((
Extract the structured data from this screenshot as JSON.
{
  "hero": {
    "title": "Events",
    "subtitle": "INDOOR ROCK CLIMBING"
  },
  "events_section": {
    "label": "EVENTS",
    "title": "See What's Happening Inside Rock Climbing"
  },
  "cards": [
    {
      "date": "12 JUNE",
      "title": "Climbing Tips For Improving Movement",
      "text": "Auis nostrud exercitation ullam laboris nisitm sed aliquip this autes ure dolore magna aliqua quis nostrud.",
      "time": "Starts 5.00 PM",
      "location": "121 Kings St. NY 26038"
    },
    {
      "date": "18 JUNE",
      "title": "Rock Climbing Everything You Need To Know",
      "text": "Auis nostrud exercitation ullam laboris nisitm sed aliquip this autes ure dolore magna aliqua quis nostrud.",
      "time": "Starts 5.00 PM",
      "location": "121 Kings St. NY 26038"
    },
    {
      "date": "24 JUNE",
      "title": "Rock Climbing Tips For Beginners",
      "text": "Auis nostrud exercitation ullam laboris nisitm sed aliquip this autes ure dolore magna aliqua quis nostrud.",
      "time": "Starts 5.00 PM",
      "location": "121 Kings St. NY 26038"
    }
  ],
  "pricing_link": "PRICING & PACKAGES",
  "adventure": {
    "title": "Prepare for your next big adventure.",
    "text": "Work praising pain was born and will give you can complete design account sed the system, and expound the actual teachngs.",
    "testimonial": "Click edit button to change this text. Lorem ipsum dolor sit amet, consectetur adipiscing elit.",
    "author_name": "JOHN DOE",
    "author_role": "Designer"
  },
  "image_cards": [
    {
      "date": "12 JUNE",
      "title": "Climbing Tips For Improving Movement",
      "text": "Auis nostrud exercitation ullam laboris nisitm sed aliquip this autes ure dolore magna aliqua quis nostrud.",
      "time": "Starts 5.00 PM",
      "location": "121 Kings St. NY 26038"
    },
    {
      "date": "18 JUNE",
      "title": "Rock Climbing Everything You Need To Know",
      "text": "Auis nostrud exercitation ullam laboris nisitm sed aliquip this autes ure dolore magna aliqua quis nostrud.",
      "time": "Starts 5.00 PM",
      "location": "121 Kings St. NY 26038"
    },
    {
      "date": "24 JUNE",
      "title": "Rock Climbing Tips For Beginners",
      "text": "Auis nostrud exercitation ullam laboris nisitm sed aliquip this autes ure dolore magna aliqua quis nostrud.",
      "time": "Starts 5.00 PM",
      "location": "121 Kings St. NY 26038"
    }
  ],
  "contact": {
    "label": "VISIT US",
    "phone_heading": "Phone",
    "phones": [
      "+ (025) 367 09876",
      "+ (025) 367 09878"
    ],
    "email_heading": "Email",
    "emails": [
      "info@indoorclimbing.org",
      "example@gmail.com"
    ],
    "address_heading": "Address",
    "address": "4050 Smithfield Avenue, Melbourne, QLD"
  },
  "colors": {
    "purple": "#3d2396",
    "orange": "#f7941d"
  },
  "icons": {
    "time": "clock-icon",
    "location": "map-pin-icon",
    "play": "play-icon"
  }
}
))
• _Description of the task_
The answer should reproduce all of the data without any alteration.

• _Answer to the exercise_
Extract the structured data from this screenshot as JSON.
{
  "hero": {
    "title": "Events",
    "subtitle": "INDOOR ROCK CLIMBING"
  },
  "events_section": {
    "label": "EVENTS",
    "title": "See What's Happening Inside Rock Climbing"
  },
  "cards": [
    {
      "date": "12 JUNE",
      "title": "Climbing Tips For Improving Movement",
      "text": "Auis nostrud exercitation ullam laboris nisitm sed aliquip this autes ure dolore magna aliqua quis nostrud.",
      "time": "Starts 5.00 PM",
      "location": "121 Kings St. NY 26038"
    },
    {
      "date": "18 JUNE",
      "title": "Rock Climbing Everything You Need To Know",
      "text": "Auis nostrud exercitation ullam laboris nisitm sed aliquip this autes ure dolore magna aliqua quis nostrud.",
      "time": "Starts 5.00 PM",
      "location": "121 Kings St. NY 26038"
    },
    {
      "date": "24 JUNE",
      "title": "Rock Climbing Tips For Beginners",
      "text": "Auis nostrud exercitation ullam laboris nisitm sed aliquip this autes ure dolore magna aliqua quis nostrud.",
      "time": "Starts 5.00 PM",
      "location": "121 Kings St. NY 26038"
    }
  ],
  "pricing_link": "PRICING & PACKAGES",
  "adventure": {
    "title": "Prepare for your next big adventure.",
    "text": "Work praising pain was born and will give you can complete design account sed the system, and expound the actual teachngs.",
    "testimonial": "Click edit button to change this text. Lorem ipsum dolor sit amet, consectetur adipiscing elit.",
    "author_name": "JOHN DOE",
    "author_role": "Designer"
  },
  "image_cards": [
    {
      "date": "12 JUNE",
      "title": "Climbing Tips For Improving Movement",
      "text": "Auis nostrud exercitation ullam laboris nisitm sed aliquip this autes ure dolore magna aliqua quis nostrud.",
      "time": "Starts 5.00 PM",
      "location": "121 Kings St. NY 26038"
    },
    {
      "date": "18 JUNE",
      "title": "Rock Climbing Everything You Need To Know",
      "text": "Auis nostrud exercitation ullam laboris nisitm sed aliquip this autes ure dolore magna aliqua quis nostrud.",
      "time": "Starts 5.00 PM",
      "location": "121 Kings St. NY 26038"
    },
    {
      "date": "24 JUNE",
      "title": "Rock Climbing Tips For Beginners",
      "text": "Auis nostrud exercitation ullam laboris nisitm sed aliquip this autes ure dolore magna aliqua quis nostrud.",
      "time": "Starts 5.00 PM",
      "location": "121 Kings St. NY 26038"
    }
  ],
  "contact": {
    "label": "VISIT US",
    "phone_heading": "Phone",
    "phones": [
      "+ (025) 367 09876",
      "+ (025) 367 09878"
    ],
    "email_heading": "Email",
    "emails": [
      "info@indoorclimbing.org",
      "example@gmail.com"
    ],
    "address_heading": "Address",
    "address": "4050 Smithfield Avenue, Melbourne, QLD"
  },
  "colors": {
    "purple": "#3d2396",
    "orange": "#f7941d"
  },
  "icons": {
    "time": "clock-icon",
    "location": "map-pin-icon",
    "play": "play-icon"
  }
}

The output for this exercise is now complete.